Records from a collection
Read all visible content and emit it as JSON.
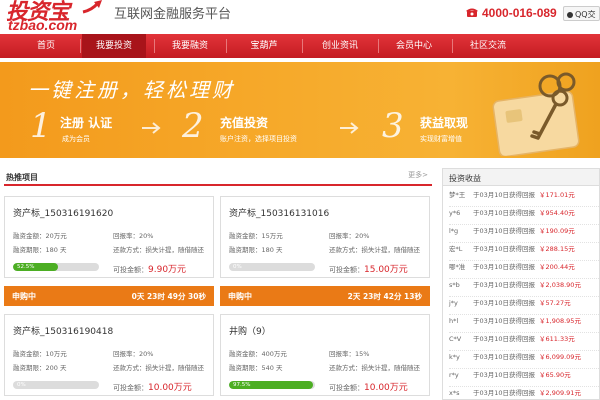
{
  "header": {
    "logo_cn": "投资宝",
    "logo_en": "tzbao.com",
    "slogan": "互联网金融服务平台",
    "phone": "4000-016-089",
    "qq_label": "QQ交"
  },
  "nav": {
    "items": [
      {
        "label": "首页"
      },
      {
        "label": "我要投资"
      },
      {
        "label": "我要融资"
      },
      {
        "label": "宝葫芦"
      },
      {
        "label": "创业资讯"
      },
      {
        "label": "会员中心"
      },
      {
        "label": "社区交流"
      }
    ],
    "active_index": 1,
    "color": "#d8262c"
  },
  "banner": {
    "title": "一键注册，轻松理财",
    "steps": [
      {
        "num": "1",
        "title": "注册 认证",
        "sub": "成为会员"
      },
      {
        "num": "2",
        "title": "充值投资",
        "sub": "账户注资，选择项目投资"
      },
      {
        "num": "3",
        "title": "获益取现",
        "sub": "实现财富增值"
      }
    ],
    "color": "#f6a92a"
  },
  "hot": {
    "title": "热推项目",
    "more": "更多>"
  },
  "products": [
    {
      "name": "资产标_150316191620",
      "amount": "融资金额：20万元",
      "period": "融资期限：180 天",
      "rate": "回报率：20%",
      "repay": "还款方式：损失计提，随借随还",
      "progress_text": "52.5%",
      "progress": 0.525,
      "bid_label": "可投金额：",
      "bid_value": "9.90万元"
    },
    {
      "name": "资产标_150316131016",
      "amount": "融资金额：15万元",
      "period": "融资期限：180 天",
      "rate": "回报率：20%",
      "repay": "还款方式：损失计提，随借随还",
      "progress_text": "0%",
      "progress": 0.0,
      "bid_label": "可投金额：",
      "bid_value": "15.00万元"
    },
    {
      "name": "资产标_150316190418",
      "amount": "融资金额：10万元",
      "period": "融资期限：200 天",
      "rate": "回报率：20%",
      "repay": "还款方式：损失计提，随借随还",
      "progress_text": "0%",
      "progress": 0.0,
      "bid_label": "可投金额：",
      "bid_value": "10.00万元"
    },
    {
      "name": "井购（9）",
      "amount": "融资金额：400万元",
      "period": "融资期限：540 天",
      "rate": "回报率：15%",
      "repay": "还款方式：损失计提，随借随还",
      "progress_text": "97.5%",
      "progress": 0.975,
      "bid_label": "可投金额：",
      "bid_value": "10.00万元"
    }
  ],
  "buybars": [
    {
      "label": "申购中",
      "time": "0天 23时 49分 30秒"
    },
    {
      "label": "申购中",
      "time": "2天 23时 42分 13秒"
    }
  ],
  "sidebar": {
    "title": "投资收益",
    "rows": [
      {
        "user": "梦*王",
        "date": "于03月10日",
        "type": "获得回报",
        "value": "￥171.01元"
      },
      {
        "user": "y*6",
        "date": "于03月10日",
        "type": "获得回报",
        "value": "￥954.40元"
      },
      {
        "user": "l*g",
        "date": "于03月10日",
        "type": "获得回报",
        "value": "￥190.09元"
      },
      {
        "user": "宏*L",
        "date": "于03月10日",
        "type": "获得回报",
        "value": "￥288.15元"
      },
      {
        "user": "哪*准",
        "date": "于03月10日",
        "type": "获得回报",
        "value": "￥200.44元"
      },
      {
        "user": "s*b",
        "date": "于03月10日",
        "type": "获得回报",
        "value": "￥2,038.90元"
      },
      {
        "user": "j*y",
        "date": "于03月10日",
        "type": "获得回报",
        "value": "￥57.27元"
      },
      {
        "user": "h*l",
        "date": "于03月10日",
        "type": "获得回报",
        "value": "￥1,908.95元"
      },
      {
        "user": "C*V",
        "date": "于03月10日",
        "type": "获得回报",
        "value": "￥611.33元"
      },
      {
        "user": "k*y",
        "date": "于03月10日",
        "type": "获得回报",
        "value": "￥6,099.09元"
      },
      {
        "user": "r*y",
        "date": "于03月10日",
        "type": "获得回报",
        "value": "￥65.90元"
      },
      {
        "user": "x*s",
        "date": "于03月10日",
        "type": "获得回报",
        "value": "￥2,909.91元"
      }
    ]
  }
}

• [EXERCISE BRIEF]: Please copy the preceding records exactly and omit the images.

• [EXERCISE ANSWER]:
Read all visible content and emit it as JSON.
{
  "header": {
    "logo_cn": "投资宝",
    "logo_en": "tzbao.com",
    "slogan": "互联网金融服务平台",
    "phone": "4000-016-089",
    "qq_label": "QQ交"
  },
  "nav": {
    "items": [
      {
        "label": "首页"
      },
      {
        "label": "我要投资"
      },
      {
        "label": "我要融资"
      },
      {
        "label": "宝葫芦"
      },
      {
        "label": "创业资讯"
      },
      {
        "label": "会员中心"
      },
      {
        "label": "社区交流"
      }
    ],
    "active_index": 1,
    "color": "#d8262c"
  },
  "banner": {
    "title": "一键注册，轻松理财",
    "steps": [
      {
        "num": "1",
        "title": "注册 认证",
        "sub": "成为会员"
      },
      {
        "num": "2",
        "title": "充值投资",
        "sub": "账户注资，选择项目投资"
      },
      {
        "num": "3",
        "title": "获益取现",
        "sub": "实现财富增值"
      }
    ],
    "color": "#f6a92a"
  },
  "hot": {
    "title": "热推项目",
    "more": "更多>"
  },
  "products": [
    {
      "name": "资产标_150316191620",
      "amount": "融资金额：20万元",
      "period": "融资期限：180 天",
      "rate": "回报率：20%",
      "repay": "还款方式：损失计提，随借随还",
      "progress_text": "52.5%",
      "progress": 0.525,
      "bid_label": "可投金额：",
      "bid_value": "9.90万元"
    },
    {
      "name": "资产标_150316131016",
      "amount": "融资金额：15万元",
      "period": "融资期限：180 天",
      "rate": "回报率：20%",
      "repay": "还款方式：损失计提，随借随还",
      "progress_text": "0%",
      "progress": 0.0,
      "bid_label": "可投金额：",
      "bid_value": "15.00万元"
    },
    {
      "name": "资产标_150316190418",
      "amount": "融资金额：10万元",
      "period": "融资期限：200 天",
      "rate": "回报率：20%",
      "repay": "还款方式：损失计提，随借随还",
      "progress_text": "0%",
      "progress": 0.0,
      "bid_label": "可投金额：",
      "bid_value": "10.00万元"
    },
    {
      "name": "井购（9）",
      "amount": "融资金额：400万元",
      "period": "融资期限：540 天",
      "rate": "回报率：15%",
      "repay": "还款方式：损失计提，随借随还",
      "progress_text": "97.5%",
      "progress": 0.975,
      "bid_label": "可投金额：",
      "bid_value": "10.00万元"
    }
  ],
  "buybars": [
    {
      "label": "申购中",
      "time": "0天 23时 49分 30秒"
    },
    {
      "label": "申购中",
      "time": "2天 23时 42分 13秒"
    }
  ],
  "sidebar": {
    "title": "投资收益",
    "rows": [
      {
        "user": "梦*王",
        "date": "于03月10日",
        "type": "获得回报",
        "value": "￥171.01元"
      },
      {
        "user": "y*6",
        "date": "于03月10日",
        "type": "获得回报",
        "value": "￥954.40元"
      },
      {
        "user": "l*g",
        "date": "于03月10日",
        "type": "获得回报",
        "value": "￥190.09元"
      },
      {
        "user": "宏*L",
        "date": "于03月10日",
        "type": "获得回报",
        "value": "￥288.15元"
      },
      {
        "user": "哪*准",
        "date": "于03月10日",
        "type": "获得回报",
        "value": "￥200.44元"
      },
      {
        "user": "s*b",
        "date": "于03月10日",
        "type": "获得回报",
        "value": "￥2,038.90元"
      },
      {
        "user": "j*y",
        "date": "于03月10日",
        "type": "获得回报",
        "value": "￥57.27元"
      },
      {
        "user": "h*l",
        "date": "于03月10日",
        "type": "获得回报",
        "value": "￥1,908.95元"
      },
      {
        "user": "C*V",
        "date": "于03月10日",
        "type": "获得回报",
        "value": "￥611.33元"
      },
      {
        "user": "k*y",
        "date": "于03月10日",
        "type": "获得回报",
        "value": "￥6,099.09元"
      },
      {
        "user": "r*y",
        "date": "于03月10日",
        "type": "获得回报",
        "value": "￥65.90元"
      },
      {
        "user": "x*s",
        "date": "于03月10日",
        "type": "获得回报",
        "value": "￥2,909.91元"
      }
    ]
  }
}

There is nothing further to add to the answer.